The mechanism of L-arginine stimulation of glucose-induced insulin secretion from mouse pancreatic islets was studied. At 16.7 mmol/l glucose, L-arginine (10 mmol/l) potentiated both phases 1 and 2 of glucose-induced insulin secretion. This potentiation of glucose-induced insulin secretion was mimicked by the membrane depolarizing agents tetraethylammonium (TEA, 20 mmol/l) and K+ (60 mmol/l), which at 16.7 mmol/l glucose obliterated L-arginine (10 mmol/l) modulation of insulin secretion. Thus L-arginine may potentiate glucose-induced insulin secretion by stimulation of membrane depolarization. At 3.3 mmol/l glucose, L-arginine (10 mmol/l) failed to stimulate insulin secretion. In accordance with membrane depolarization by the electrogenic transport of L-arginine, however, L-arginine (10 mmol/l) stimulation of insulin secretion was enabled by the K+ channel inhibitor TEA (20 mmol/l), which potentiates membrane depolarization by L-arginine. Furthermore, L-arginine (10 mmol/l) stimulation of insulin secretion was permitted by forskolin (10 micromol/l) or tetradecanoylphorbol 13-acetate (0.16 micromol/l), which, by activation of protein kinases A and C respectively sensitize the exocytotic machinery to L-arginine-induced Ca2+ influx. Thus glucose may sensitize L-arginine stimulation of insulin secretion by potentiation of membrane depolarization and by activation of protein kinase A or protein kinase C. Finally, L-arginine stimulation of glucose-induced insulin secretion was mimicked by NG-nitro-L-arginine methyl ester (10 mmol/l), which stimulates membrane depolarization but inhibits nitric oxide synthase, suggesting that L-arginine-derived nitric oxide neither inhibits nor stimulates insulin secretion. In conclusion, it is suggested that L-arginine potentiation of glucose-induced insulin secretion occurs independently of nitric oxide, but is mediated by membrane depolarization, which stimulates insulin secretion through protein kinase A- and C-sensitive mechanisms. (+info)
Insulin-stimulated insulin secretion in single pancreatic beta cells.

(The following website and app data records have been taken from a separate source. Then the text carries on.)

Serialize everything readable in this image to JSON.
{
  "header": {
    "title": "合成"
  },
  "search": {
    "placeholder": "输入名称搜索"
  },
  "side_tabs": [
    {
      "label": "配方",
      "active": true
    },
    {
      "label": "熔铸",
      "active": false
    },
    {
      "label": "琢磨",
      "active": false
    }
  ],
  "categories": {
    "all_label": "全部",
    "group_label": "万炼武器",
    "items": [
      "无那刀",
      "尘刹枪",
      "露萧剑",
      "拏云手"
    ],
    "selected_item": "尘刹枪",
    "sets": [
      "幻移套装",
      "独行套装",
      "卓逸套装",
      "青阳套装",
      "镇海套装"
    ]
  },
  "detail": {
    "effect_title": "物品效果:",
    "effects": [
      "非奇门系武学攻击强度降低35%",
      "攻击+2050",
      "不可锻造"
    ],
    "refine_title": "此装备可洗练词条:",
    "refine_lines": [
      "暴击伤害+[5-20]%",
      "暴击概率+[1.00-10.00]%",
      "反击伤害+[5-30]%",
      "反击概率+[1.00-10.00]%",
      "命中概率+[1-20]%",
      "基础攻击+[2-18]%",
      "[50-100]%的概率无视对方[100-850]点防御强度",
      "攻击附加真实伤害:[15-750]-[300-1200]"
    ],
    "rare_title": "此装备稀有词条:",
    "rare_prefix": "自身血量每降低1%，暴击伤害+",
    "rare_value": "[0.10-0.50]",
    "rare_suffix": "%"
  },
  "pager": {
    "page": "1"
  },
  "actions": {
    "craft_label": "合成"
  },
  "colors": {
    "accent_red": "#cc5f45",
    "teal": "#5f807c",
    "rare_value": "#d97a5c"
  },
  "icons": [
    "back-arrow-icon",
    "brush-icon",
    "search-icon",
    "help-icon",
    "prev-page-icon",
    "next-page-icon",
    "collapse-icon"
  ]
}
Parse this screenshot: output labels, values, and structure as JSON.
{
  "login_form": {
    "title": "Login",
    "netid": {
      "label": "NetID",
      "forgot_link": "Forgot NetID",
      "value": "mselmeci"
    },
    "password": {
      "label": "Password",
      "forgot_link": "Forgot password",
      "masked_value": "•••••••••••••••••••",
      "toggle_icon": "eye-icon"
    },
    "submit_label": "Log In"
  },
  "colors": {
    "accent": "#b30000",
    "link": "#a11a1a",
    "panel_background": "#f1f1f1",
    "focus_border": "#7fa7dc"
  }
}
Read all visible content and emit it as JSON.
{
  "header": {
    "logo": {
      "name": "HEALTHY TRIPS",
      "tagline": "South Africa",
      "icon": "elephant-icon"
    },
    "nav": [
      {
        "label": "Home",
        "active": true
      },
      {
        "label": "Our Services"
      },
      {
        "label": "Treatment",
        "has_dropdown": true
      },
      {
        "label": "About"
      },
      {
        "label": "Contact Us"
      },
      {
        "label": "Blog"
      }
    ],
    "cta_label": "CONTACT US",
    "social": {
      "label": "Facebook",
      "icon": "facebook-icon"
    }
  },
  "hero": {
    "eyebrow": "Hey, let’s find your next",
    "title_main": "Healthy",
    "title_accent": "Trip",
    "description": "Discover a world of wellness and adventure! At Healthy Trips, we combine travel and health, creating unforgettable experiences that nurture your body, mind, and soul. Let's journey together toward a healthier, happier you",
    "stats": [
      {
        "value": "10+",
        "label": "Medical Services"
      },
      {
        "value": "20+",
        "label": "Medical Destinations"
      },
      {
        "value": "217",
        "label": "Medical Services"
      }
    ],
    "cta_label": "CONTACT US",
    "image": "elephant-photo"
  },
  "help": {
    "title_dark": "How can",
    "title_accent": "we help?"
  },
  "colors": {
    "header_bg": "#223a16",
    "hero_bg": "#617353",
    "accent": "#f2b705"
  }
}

Functional insulin receptors are known to occur in pancreatic beta cells; however, except for a positive feedback on insulin synthesis, their physiological effects are unknown. Amperometric measurements at single, primary pancreatic beta cells reveal that application of exogenous insulin in the presence or absence of nonstimulatory concentrations of glucose evokes exocytosis mediated by the beta cell insulin receptor. Insulin also elicits increases in intracellular Ca2+ concentration in beta cells but has minimal effects on membrane potential. Conditions where the insulin receptor is blocked or cell surface concentration of free insulin is reduced during exocytosis diminishes secretion induced by other secretagogues, providing evidence for direct autocrine action of insulin upon secretion from the same cell. These results indicate that the beta cell insulin receptor can mediate positive feedback for insulin secretion. The presence of a positive feedback mechanism for insulin secretion mediated by the insulin receptor provides a potential link between impaired insulin secretion and insulin resistance. (+info)